> **PROBLEM STATEMENT**
From the line containing "Serialize everything readable" onward, retype each line of the entries below exactly, last line included.

═══ RECORDS PROVIDED ═══

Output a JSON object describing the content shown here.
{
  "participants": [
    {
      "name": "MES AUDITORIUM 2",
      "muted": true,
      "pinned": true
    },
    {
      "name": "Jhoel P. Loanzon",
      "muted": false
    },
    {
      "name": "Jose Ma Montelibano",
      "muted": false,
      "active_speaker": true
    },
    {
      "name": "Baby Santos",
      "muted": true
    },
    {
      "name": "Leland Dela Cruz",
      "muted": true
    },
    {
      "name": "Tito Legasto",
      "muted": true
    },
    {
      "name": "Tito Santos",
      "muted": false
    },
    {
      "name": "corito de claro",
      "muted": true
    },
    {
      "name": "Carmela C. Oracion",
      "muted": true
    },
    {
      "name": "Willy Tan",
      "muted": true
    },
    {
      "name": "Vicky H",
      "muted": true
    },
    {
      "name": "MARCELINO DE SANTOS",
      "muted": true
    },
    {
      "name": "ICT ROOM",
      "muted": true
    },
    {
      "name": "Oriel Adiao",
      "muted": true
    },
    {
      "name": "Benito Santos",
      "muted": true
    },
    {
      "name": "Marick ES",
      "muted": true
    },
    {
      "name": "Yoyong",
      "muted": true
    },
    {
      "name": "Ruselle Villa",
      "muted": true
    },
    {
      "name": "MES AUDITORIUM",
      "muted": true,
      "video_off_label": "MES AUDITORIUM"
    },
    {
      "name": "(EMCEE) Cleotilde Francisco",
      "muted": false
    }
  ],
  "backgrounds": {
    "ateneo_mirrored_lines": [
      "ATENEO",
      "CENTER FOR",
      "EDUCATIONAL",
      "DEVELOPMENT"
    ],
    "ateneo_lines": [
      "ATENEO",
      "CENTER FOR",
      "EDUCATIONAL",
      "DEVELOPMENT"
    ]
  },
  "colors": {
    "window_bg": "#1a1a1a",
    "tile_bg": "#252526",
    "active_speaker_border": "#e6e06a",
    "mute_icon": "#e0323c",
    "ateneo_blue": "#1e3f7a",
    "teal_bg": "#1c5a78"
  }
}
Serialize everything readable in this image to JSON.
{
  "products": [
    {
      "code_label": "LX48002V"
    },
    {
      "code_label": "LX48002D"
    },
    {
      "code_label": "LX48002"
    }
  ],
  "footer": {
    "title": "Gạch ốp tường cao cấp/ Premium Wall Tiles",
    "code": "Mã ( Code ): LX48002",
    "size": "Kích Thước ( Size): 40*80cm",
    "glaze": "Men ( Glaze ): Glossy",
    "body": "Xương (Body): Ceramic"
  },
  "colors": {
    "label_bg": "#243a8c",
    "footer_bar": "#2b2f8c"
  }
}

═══

> **EXERCISE SOLUTION**
Serialize everything readable in this image to JSON.
{
  "products": [
    {
      "code_label": "LX48002V"
    },
    {
      "code_label": "LX48002D"
    },
    {
      "code_label": "LX48002"
    }
  ],
  "footer": {
    "title": "Gạch ốp tường cao cấp/ Premium Wall Tiles",
    "code": "Mã ( Code ): LX48002",
    "size": "Kích Thước ( Size): 40*80cm",
    "glaze": "Men ( Glaze ): Glossy",
    "body": "Xương (Body): Ceramic"
  },
  "colors": {
    "label_bg": "#243a8c",
    "footer_bar": "#2b2f8c"
  }
}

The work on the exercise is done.